** Task directions **
Which lines below contain "subtitle"? Pull them out.
(Beginning of Available records)
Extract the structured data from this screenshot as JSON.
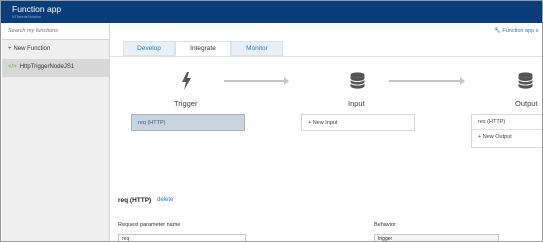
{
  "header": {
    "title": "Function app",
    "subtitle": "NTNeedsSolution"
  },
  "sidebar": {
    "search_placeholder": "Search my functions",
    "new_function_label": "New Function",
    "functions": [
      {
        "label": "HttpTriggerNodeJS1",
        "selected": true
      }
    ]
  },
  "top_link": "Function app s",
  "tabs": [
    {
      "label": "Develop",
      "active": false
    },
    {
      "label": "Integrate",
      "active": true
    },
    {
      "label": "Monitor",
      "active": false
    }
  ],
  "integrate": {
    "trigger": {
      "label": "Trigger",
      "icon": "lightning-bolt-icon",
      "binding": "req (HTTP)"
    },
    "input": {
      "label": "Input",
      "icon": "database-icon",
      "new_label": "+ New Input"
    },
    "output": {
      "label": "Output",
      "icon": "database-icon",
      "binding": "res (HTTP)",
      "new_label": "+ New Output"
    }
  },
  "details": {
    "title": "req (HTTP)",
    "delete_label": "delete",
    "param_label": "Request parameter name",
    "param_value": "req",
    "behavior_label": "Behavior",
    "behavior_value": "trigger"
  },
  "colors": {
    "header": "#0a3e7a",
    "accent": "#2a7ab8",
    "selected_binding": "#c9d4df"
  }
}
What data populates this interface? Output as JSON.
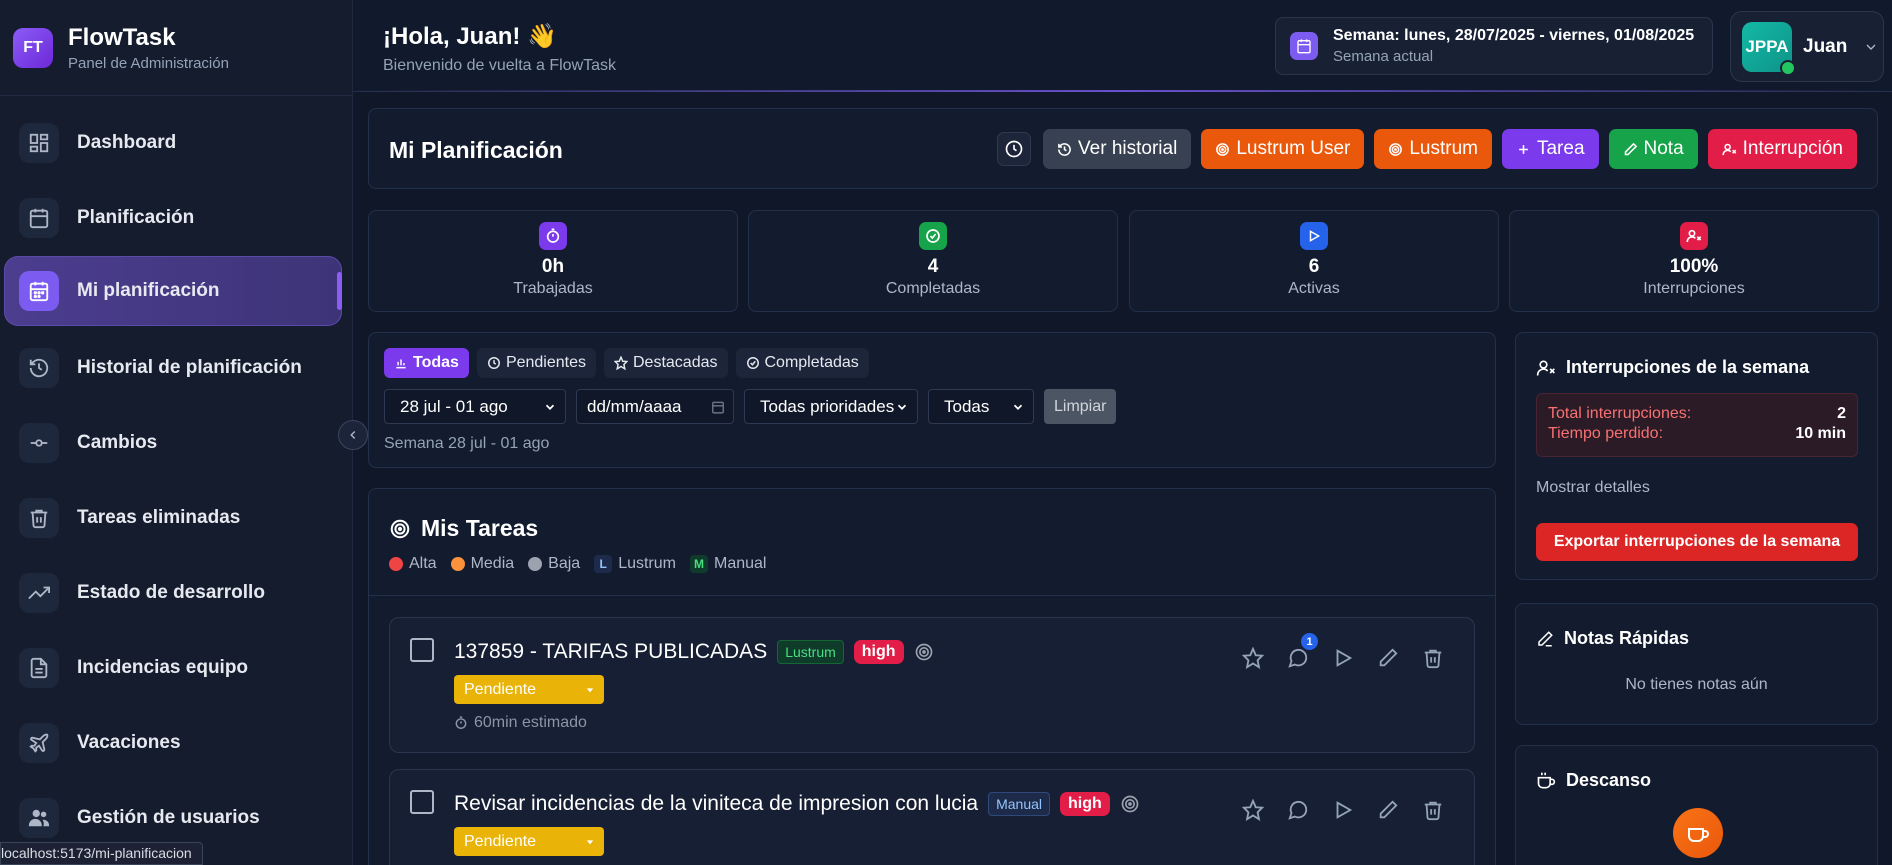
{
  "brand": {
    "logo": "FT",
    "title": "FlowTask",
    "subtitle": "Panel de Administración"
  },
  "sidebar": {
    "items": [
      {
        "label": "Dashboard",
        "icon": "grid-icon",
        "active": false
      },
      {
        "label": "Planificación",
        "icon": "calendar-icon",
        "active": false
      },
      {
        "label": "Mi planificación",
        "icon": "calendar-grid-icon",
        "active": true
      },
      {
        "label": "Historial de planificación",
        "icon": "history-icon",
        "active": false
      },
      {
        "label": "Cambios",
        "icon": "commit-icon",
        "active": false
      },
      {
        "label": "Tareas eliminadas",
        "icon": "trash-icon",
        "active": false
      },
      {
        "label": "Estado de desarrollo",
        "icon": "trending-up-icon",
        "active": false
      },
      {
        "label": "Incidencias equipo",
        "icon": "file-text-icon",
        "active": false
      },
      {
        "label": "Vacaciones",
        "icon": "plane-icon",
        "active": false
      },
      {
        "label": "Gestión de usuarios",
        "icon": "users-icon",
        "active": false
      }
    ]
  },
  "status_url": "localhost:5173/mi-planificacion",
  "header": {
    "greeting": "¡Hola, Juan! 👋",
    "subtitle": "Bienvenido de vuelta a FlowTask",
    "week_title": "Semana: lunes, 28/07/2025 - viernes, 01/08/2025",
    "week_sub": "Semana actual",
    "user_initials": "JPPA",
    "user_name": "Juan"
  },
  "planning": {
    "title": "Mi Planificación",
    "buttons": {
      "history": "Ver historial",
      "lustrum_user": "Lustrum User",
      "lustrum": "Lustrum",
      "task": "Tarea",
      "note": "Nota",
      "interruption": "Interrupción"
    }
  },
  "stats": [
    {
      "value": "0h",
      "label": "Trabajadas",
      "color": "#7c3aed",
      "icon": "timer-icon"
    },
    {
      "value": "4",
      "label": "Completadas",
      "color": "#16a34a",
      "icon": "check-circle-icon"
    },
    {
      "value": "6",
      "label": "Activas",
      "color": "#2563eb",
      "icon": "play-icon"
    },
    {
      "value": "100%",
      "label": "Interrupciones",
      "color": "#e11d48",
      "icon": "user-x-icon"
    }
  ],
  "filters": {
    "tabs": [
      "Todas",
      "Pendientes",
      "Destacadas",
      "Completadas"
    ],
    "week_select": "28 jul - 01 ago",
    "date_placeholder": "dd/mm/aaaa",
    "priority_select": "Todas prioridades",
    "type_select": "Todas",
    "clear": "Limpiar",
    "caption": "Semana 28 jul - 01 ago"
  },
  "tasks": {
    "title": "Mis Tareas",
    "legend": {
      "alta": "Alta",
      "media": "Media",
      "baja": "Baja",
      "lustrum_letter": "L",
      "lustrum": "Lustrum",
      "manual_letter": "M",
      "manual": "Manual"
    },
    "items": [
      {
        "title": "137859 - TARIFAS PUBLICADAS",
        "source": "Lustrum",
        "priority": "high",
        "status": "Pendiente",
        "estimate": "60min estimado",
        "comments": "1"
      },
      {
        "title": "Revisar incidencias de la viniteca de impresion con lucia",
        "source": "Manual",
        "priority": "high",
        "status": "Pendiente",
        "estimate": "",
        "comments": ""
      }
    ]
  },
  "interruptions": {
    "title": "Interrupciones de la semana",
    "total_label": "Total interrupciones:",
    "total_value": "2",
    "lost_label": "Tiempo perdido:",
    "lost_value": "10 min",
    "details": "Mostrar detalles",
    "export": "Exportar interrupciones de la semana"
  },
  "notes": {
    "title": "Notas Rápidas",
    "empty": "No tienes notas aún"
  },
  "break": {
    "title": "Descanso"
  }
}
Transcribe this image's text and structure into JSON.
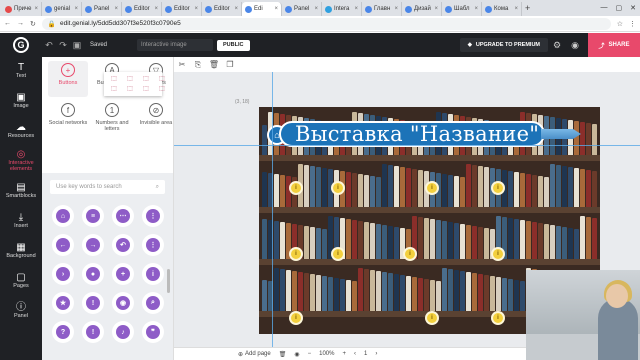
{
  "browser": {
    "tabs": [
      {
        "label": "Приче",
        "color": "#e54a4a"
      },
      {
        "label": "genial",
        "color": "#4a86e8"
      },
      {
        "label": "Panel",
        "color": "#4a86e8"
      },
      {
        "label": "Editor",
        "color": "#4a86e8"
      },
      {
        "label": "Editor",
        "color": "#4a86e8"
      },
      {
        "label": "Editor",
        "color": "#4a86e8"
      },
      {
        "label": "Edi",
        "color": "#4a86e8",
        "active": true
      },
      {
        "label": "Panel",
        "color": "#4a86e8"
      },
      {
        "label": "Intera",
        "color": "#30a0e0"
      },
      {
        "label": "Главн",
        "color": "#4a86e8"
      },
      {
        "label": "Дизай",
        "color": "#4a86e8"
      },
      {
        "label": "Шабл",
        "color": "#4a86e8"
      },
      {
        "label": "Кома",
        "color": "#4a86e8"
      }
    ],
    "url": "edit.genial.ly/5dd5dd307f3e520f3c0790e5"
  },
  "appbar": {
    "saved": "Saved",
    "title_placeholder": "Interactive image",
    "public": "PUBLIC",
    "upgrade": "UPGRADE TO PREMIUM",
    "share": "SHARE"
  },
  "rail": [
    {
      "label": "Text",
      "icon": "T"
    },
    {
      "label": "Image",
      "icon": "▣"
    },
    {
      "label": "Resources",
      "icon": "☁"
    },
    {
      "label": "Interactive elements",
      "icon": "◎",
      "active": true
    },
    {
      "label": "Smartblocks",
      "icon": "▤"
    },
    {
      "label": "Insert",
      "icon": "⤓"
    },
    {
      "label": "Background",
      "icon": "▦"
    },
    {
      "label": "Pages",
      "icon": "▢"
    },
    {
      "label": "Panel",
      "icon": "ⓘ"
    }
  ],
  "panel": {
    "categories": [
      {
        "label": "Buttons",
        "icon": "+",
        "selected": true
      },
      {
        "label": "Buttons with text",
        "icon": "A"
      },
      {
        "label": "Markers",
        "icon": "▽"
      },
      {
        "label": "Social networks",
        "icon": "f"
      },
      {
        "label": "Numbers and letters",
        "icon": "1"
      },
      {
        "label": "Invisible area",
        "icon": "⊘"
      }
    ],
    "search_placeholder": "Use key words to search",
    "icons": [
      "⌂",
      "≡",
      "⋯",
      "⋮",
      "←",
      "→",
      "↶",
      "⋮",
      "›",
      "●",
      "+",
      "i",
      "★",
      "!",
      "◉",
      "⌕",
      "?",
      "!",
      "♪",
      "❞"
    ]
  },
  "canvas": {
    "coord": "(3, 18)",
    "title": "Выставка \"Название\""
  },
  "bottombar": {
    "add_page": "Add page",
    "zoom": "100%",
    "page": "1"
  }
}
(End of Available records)
** Expected output **
    "subtitle": "NTNeedsSolution"
    "subtitle": "Panel de Administración"
    "subtitle": "Bienvenido de vuelta a FlowTask",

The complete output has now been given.